I spent some hours happily working on my new project this weekend, and as I was building I began thinking deep thoughts about Lego. Perhaps it's because I'm "new" to the hobby, or perhaps I just felt the need to be philosophical on a Sunday afternoon, anyway, I decided that there are some definite "design principles" that can be applied specifically to Castle MOCing. Here are my thoughts in rough form: (these ideas could be useful whether you plan your MOCs or build spontaneously.)
1. Find a Source of Inspiration. Building from reference material is perhaps the most effective way of creating an amazing MOC!
2. Conceptualize a Story. Create a story that you want your work to Tell. In the case of a castle MOC this story could include a time or era (indicates technology), setting (indicates topography and landscaping), politics (kingdoms, warfare etc...). Basically, develop a detailed narrative that you can work within; this helps in making creative decisions.

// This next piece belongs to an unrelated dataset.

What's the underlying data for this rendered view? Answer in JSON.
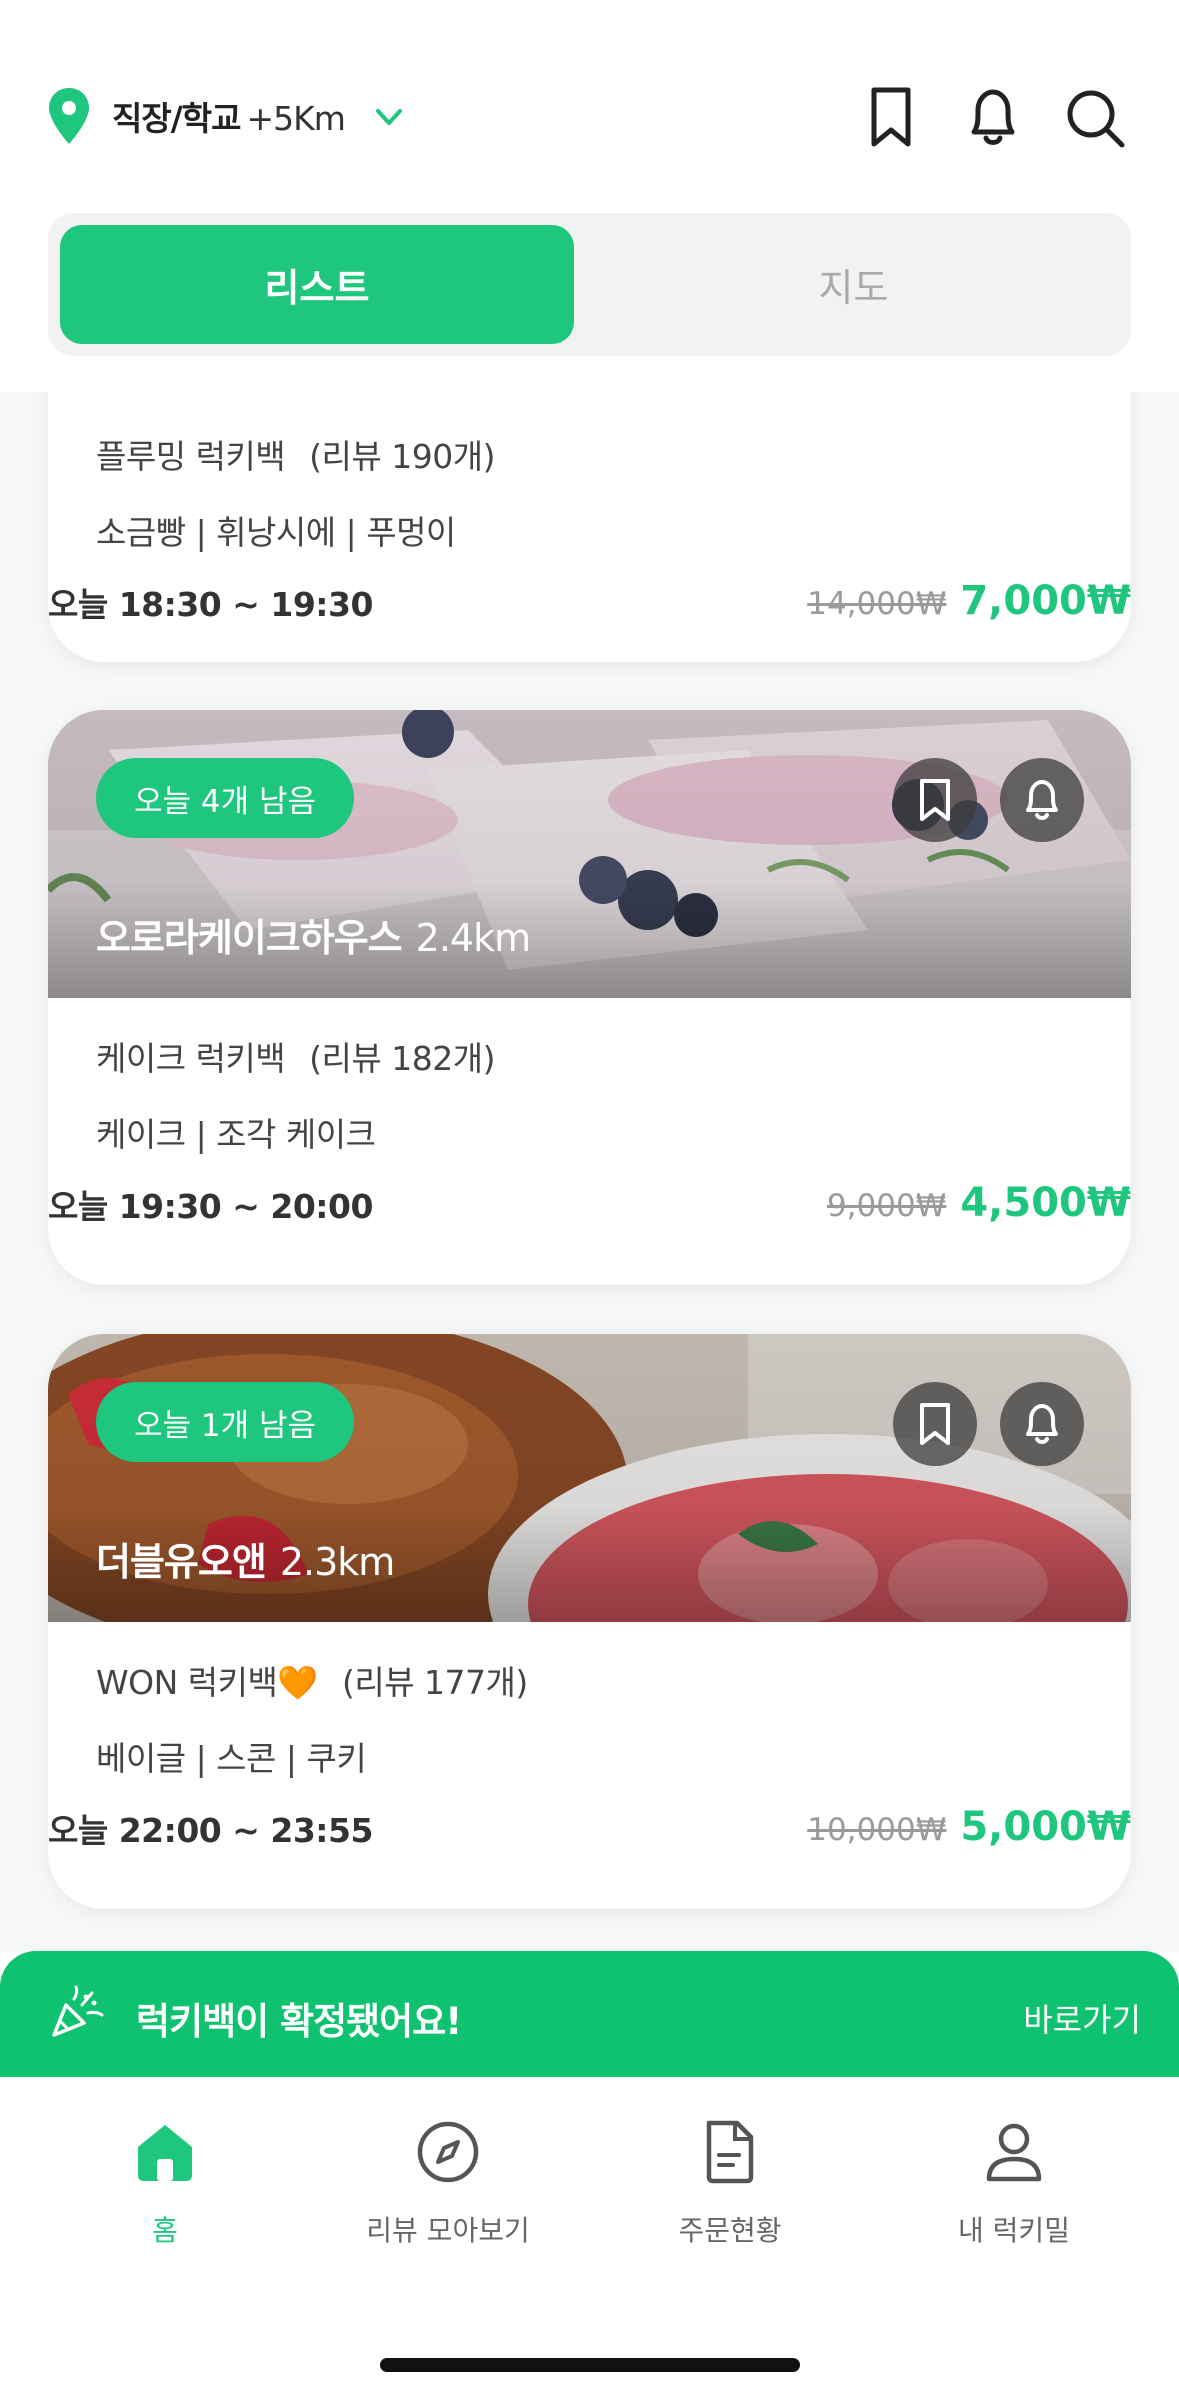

Adjust as necessary.
3. Architectural Consistency or Deliberate Inconsistency. Architectural consistency means that the builder should develop an architectural style or theme for his MOC, and then apply it consistently to all of that MOC's elements. Examples of architectural elements that could benefit from a unified style include window treatments, arches and doorways, crenelations, gates, buttresses, roofing etc... Of course, the style that the builder develops will vary from element to element, but the overall effect on this technique is to create harmony so that the MOC looks as if it was carefully planned and constructed by a particular culture, in a particular time and setting. This adds to a MOC's authenticity.
The inverse of the principle of Architectural Consistency is Deliberate Inconsistency. We all know that many of the buildings constructed during the Medieval period were built over many decades. Changes to the original builders plans were often made by subsequent builders. Other changes were made by occupying forces, or because of a shift in the structure's purpose etc... To reflect this idea, the MOC builder can apply deliberate inconsistencies to his work by incorporating architectural styles that are distinctly different from each other into the same MOC. Be careful that this logic does not become justification for sloppy building, however.
4. Human-Almost Imperfect. This principle refers to the idea that as human beings are imperfect, humans also build imperfectly. This principle applies in the main to smaller domestic structures which were built without expert planning, but can also be incorporated effectively into large-scale buildings.
Perhaps the most effective technique here is "offset composition." Most structures consist of interconnected masses and spaces. For example, a simplified inn could be made up of these elements; a common room, some bedrooms, and stables. First the builder decides where to locate the different elements in relationship to each other. We'll compose our inn by putting the common room on the bottom floor with the bedrooms above. The stable will be in the back, attached to the main building. Now we'll humanize or building by "offsetting." We'll move the stables slightly so that they jut out just a bit from behind the main building, and can be seen from the front elevation. This might also create a more interesting roofline. We'll then add an irregular overhang to the second story; with a large overhang on the front of the main building and another, smaller, overhang on one side. The second story is flush with the first story on the back and remaining side. An unexpected jog, an unexpected window, or an imperfect alignment are examples of imperfections that can help create a MOC that is more authentic, and much more engaging or "alive." This method can also counteract the very nature of Lego bricks themselves to be perfectly fitted and modular.
5. Asymmetry and Organic Development. These principles relate to the previous, but are a little more general. First, castles with an asymmetrical design are often more interesting and authentic than designs utilizing perfect symmetry.
The second part, Organic Development, is the idea that, in a large Castle MOC, the center of the MOC was built first and is therefore the "oldest" part of the MOC. The castle then "grew," in an organic way, outwards in all directions (depending, in part, upon topography). As the population expanded the castle also was further developed and added to. Our MOCs can reflect this type of development.
6. Allow for Shelf Time. It is imperative that the builder take a break at some point during the process of constructing his MOC. Step back and critique your work, then leave it alone for a while to allow the MOC to "age." When you are ready, you can return to reevaluate your previous progress and review criticisms with a fresh perspective. This "Shelf Time" period may occur several times before the MOC is completed!
7. Sweat the Details. Decide how to landscape, populate, and "dress" the MOC appropriately. Choosing a setting for the MOC can be helpful in making these decisions. Keep in mind that the architecture will be influenced by the climate, topography, and general setting of the MOC, so having some idea of the setting at the very beginning of construction is important.
8. Develop a Signature Style. A signature style is something that comes with time and experience, when personal conventions have been established.
Thank you for taking the time to read through this very long post. Please let me know what you think! Do these rough principles seem accurate when judged by your own MOCing experience? What's missing? Any input is welcome!